top of page

Recessions Money Mistakes

“The future’s uncertain and the end is always near”

Expectations of a recession have increased lately. And with good reason. Inflation. Higher interest rates. Stock market pull back. Supply chain woes. It’s enough to scare some people onto the sidelines. At the same time, it’s important to remember the increases that followed the past couple recessions. Being on the sideline is a good way to be left behind.

Here is a short list of mistakes to avoid during a downturn.

Moving investments to cash.

Even typically bullish investors can feel that moment of panic about having enough cash reserves. But those who stay invested are rewarded when the market bounces back. The challenge is to hang on and stay put. Moving investments to cash stops the decline but without reinvesting, people also miss out on the rebound. And that can cost a lot. Some of the biggest market gains come during a correction or in a bull market. Before moving to cash, consider rebalancing your investments to a more conservative approach.

Ramsey Solutions explains that when investors try to time the market this way, they generally end up losing more money than if they’d left their investments alone as they ride out the roller coaster. Pausing contributions to retirement plans.

When markets experience a downturn, some people pause their regular ongoing investing, like recurring contributions to retirement plans. Before making changes like this, consider your goal and investment strategy. How long until you need to access the money? You may have plenty of time for the market to recover. And investing in good companies when stocks are down may mean buying them at a reduced price.

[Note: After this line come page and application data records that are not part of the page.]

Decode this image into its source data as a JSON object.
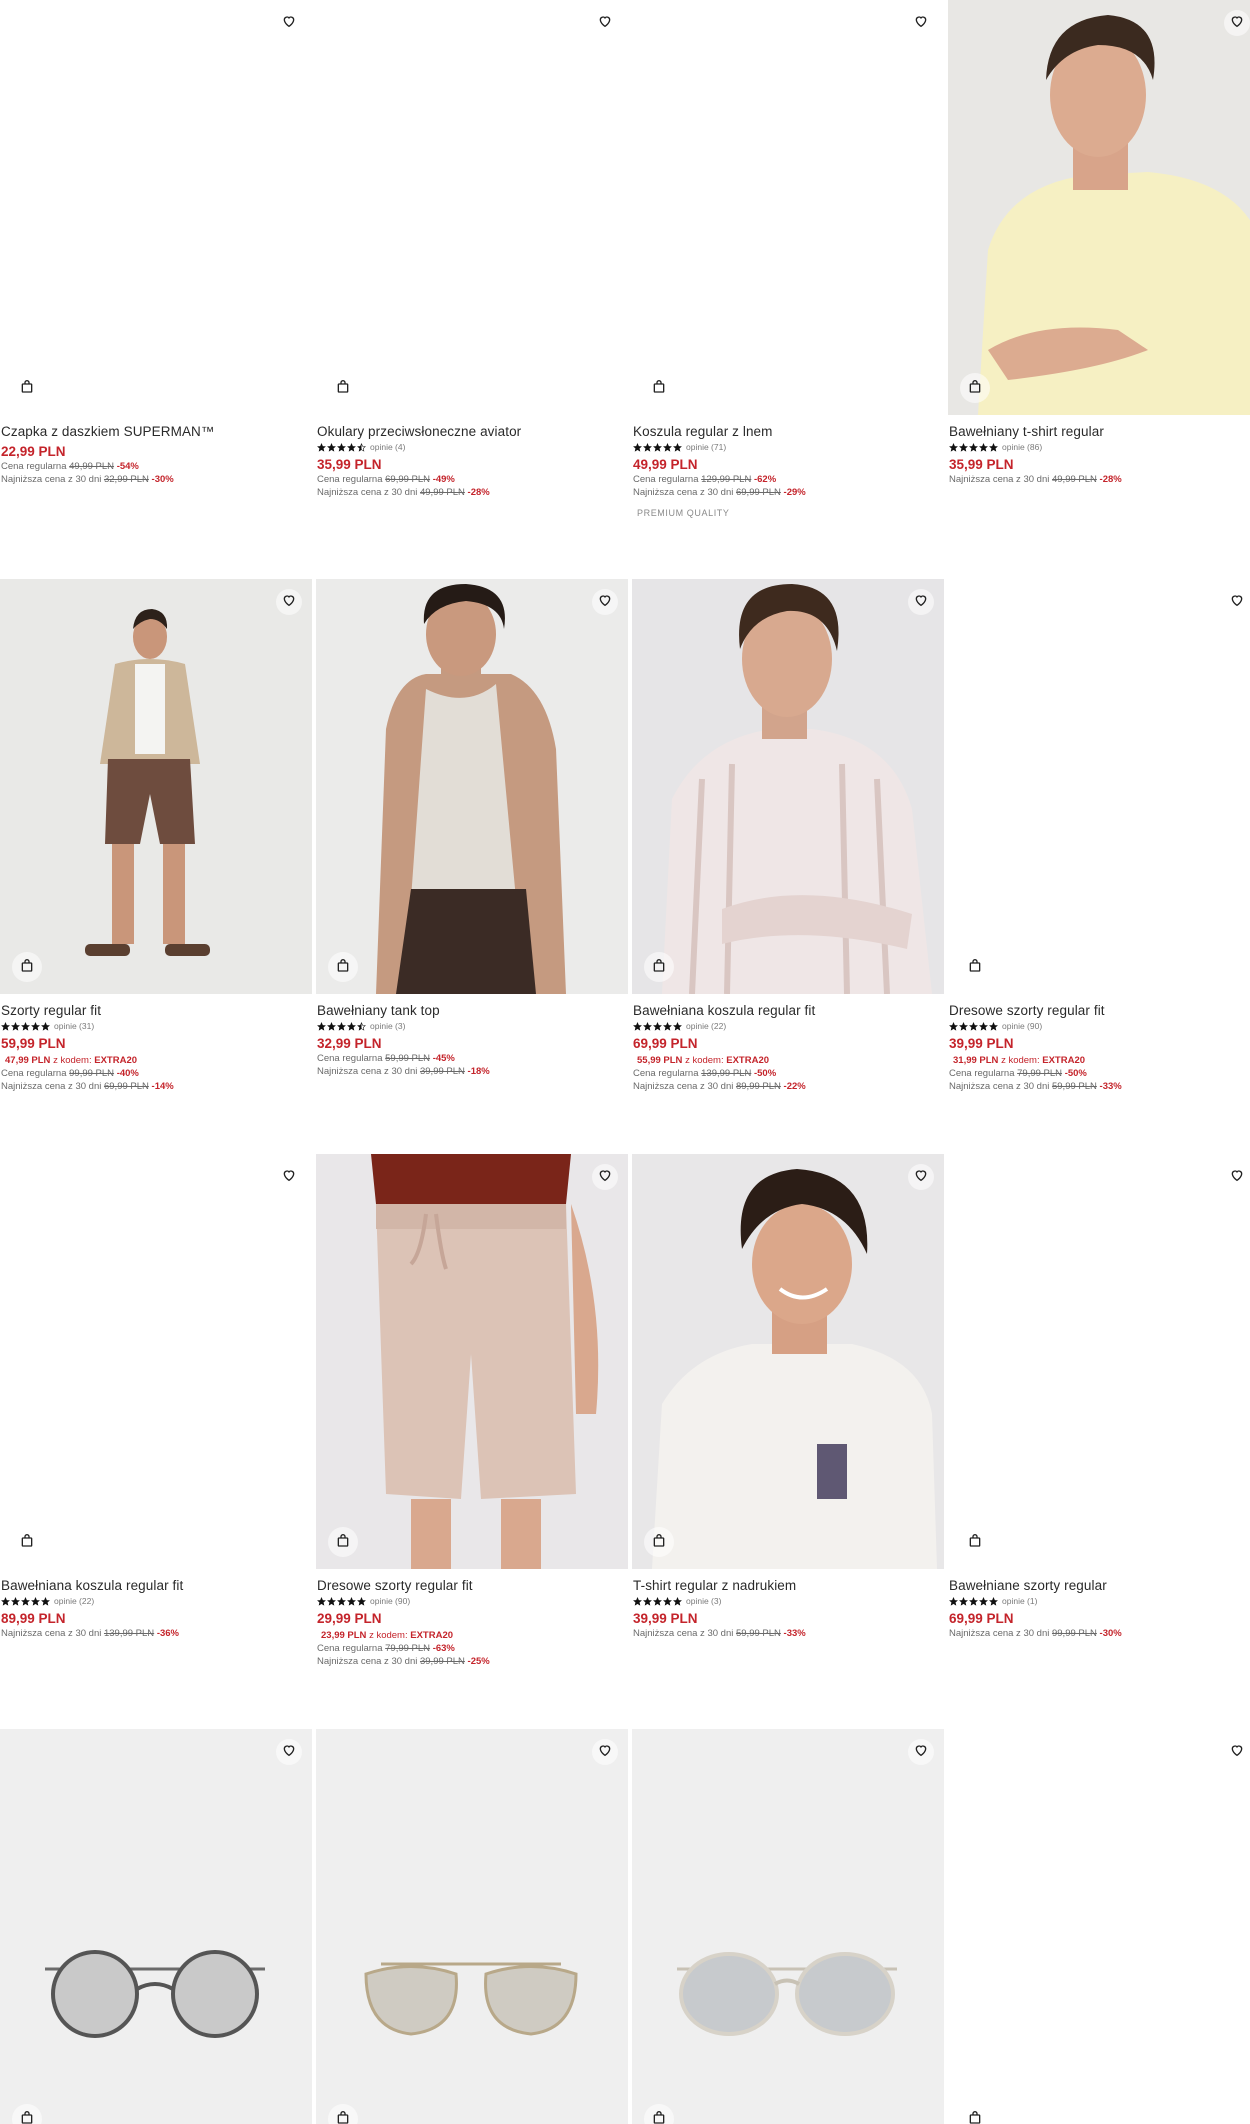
{
  "products": [
    {
      "name": "Czapka z daszkiem SUPERMAN™",
      "price": "22,99 PLN",
      "history": [
        {
          "label": "Cena regularna",
          "old": "49,99 PLN",
          "pct": "-54%"
        },
        {
          "label": "Najniższa cena z 30 dni",
          "old": "32,99 PLN",
          "pct": "-30%"
        }
      ]
    },
    {
      "name": "Okulary przeciwsłoneczne aviator",
      "rating": 4.5,
      "reviews": "opinie (4)",
      "price": "35,99 PLN",
      "history": [
        {
          "label": "Cena regularna",
          "old": "69,99 PLN",
          "pct": "-49%"
        },
        {
          "label": "Najniższa cena z 30 dni",
          "old": "49,99 PLN",
          "pct": "-28%"
        }
      ]
    },
    {
      "name": "Koszula regular z lnem",
      "rating": 5,
      "reviews": "opinie (71)",
      "price": "49,99 PLN",
      "history": [
        {
          "label": "Cena regularna",
          "old": "129,99 PLN",
          "pct": "-62%"
        },
        {
          "label": "Najniższa cena z 30 dni",
          "old": "69,99 PLN",
          "pct": "-29%"
        }
      ],
      "badge": "PREMIUM QUALITY"
    },
    {
      "name": "Bawełniany t-shirt regular",
      "rating": 5,
      "reviews": "opinie (86)",
      "price": "35,99 PLN",
      "history": [
        {
          "label": "Najniższa cena z 30 dni",
          "old": "49,99 PLN",
          "pct": "-28%"
        }
      ]
    },
    {
      "name": "Szorty regular fit",
      "rating": 5,
      "reviews": "opinie (31)",
      "price": "59,99 PLN",
      "code_price": "47,99 PLN",
      "code_label": "z kodem:",
      "code": "EXTRA20",
      "history": [
        {
          "label": "Cena regularna",
          "old": "99,99 PLN",
          "pct": "-40%"
        },
        {
          "label": "Najniższa cena z 30 dni",
          "old": "69,99 PLN",
          "pct": "-14%"
        }
      ]
    },
    {
      "name": "Bawełniany tank top",
      "rating": 4.5,
      "reviews": "opinie (3)",
      "price": "32,99 PLN",
      "history": [
        {
          "label": "Cena regularna",
          "old": "59,99 PLN",
          "pct": "-45%"
        },
        {
          "label": "Najniższa cena z 30 dni",
          "old": "39,99 PLN",
          "pct": "-18%"
        }
      ]
    },
    {
      "name": "Bawełniana koszula regular fit",
      "rating": 5,
      "reviews": "opinie (22)",
      "price": "69,99 PLN",
      "code_price": "55,99 PLN",
      "code_label": "z kodem:",
      "code": "EXTRA20",
      "history": [
        {
          "label": "Cena regularna",
          "old": "139,99 PLN",
          "pct": "-50%"
        },
        {
          "label": "Najniższa cena z 30 dni",
          "old": "89,99 PLN",
          "pct": "-22%"
        }
      ]
    },
    {
      "name": "Dresowe szorty regular fit",
      "rating": 5,
      "reviews": "opinie (90)",
      "price": "39,99 PLN",
      "code_price": "31,99 PLN",
      "code_label": "z kodem:",
      "code": "EXTRA20",
      "history": [
        {
          "label": "Cena regularna",
          "old": "79,99 PLN",
          "pct": "-50%"
        },
        {
          "label": "Najniższa cena z 30 dni",
          "old": "59,99 PLN",
          "pct": "-33%"
        }
      ]
    },
    {
      "name": "Bawełniana koszula regular fit",
      "rating": 5,
      "reviews": "opinie (22)",
      "price": "89,99 PLN",
      "history": [
        {
          "label": "Najniższa cena z 30 dni",
          "old": "139,99 PLN",
          "pct": "-36%"
        }
      ]
    },
    {
      "name": "Dresowe szorty regular fit",
      "rating": 5,
      "reviews": "opinie (90)",
      "price": "29,99 PLN",
      "code_price": "23,99 PLN",
      "code_label": "z kodem:",
      "code": "EXTRA20",
      "history": [
        {
          "label": "Cena regularna",
          "old": "79,99 PLN",
          "pct": "-63%"
        },
        {
          "label": "Najniższa cena z 30 dni",
          "old": "39,99 PLN",
          "pct": "-25%"
        }
      ]
    },
    {
      "name": "T-shirt regular z nadrukiem",
      "rating": 5,
      "reviews": "opinie (3)",
      "price": "39,99 PLN",
      "history": [
        {
          "label": "Najniższa cena z 30 dni",
          "old": "59,99 PLN",
          "pct": "-33%"
        }
      ]
    },
    {
      "name": "Bawełniane szorty regular",
      "rating": 5,
      "reviews": "opinie (1)",
      "price": "69,99 PLN",
      "history": [
        {
          "label": "Najniższa cena z 30 dni",
          "old": "99,99 PLN",
          "pct": "-30%"
        }
      ]
    }
  ],
  "icons": {
    "wishlist": "heart-icon",
    "cart": "shopping-bag-icon",
    "rating": "star-icon"
  },
  "colors": {
    "price": "#c4242b",
    "text": "#2a2a2a",
    "muted": "#6a6a6a"
  }
}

Focusing too much on short-term returns. Looking at quarterly account statements can add a lot of agita during a recession when balances pull back. Don’t forget to evaluate overall performance. The portfolio may have benefitted a great deal during the past few years. And it should again during a future recovery.

Forgetting about history.

While no two recessions are alike, it is critical to remember that market downturns are part of the normal cycle of economic growth. The Great Recession was followed by the longest bull market run in history that bore witness to new all-time highs for the Dow Jones Industrial Average. Timing a Recession vs. Time in the Stock Market

A look at every recession since WWII along with S&P 500 returns in the 6 months leading up to the recession, during the actual recession itself and then one, three, five years and ten years from the end of the recession:

Even investors with a great deal of experience can feel that bit of panic during a recession, but it’s critical to make financial moves from a place of knowledge and strategy, not emotion.

21 views0 comments

Important Disclosures


The information provided here is for general informational purposes only and should not be considered an individualized recommendation or personalized investment advice.

All expressions of opinion are subject to change without notice in reaction to shifting market or economic conditions. Data contained herein from third party providers is obtained from what are considered reliable sources. However, Its accuracy, completeness or reliability cannot be guaranteed. 

Information included on this site is intended to be an overview and is subject to change. Experiences expressed are not a guarantee of future success. Past performance is no guarantee of future performance.

bottom of page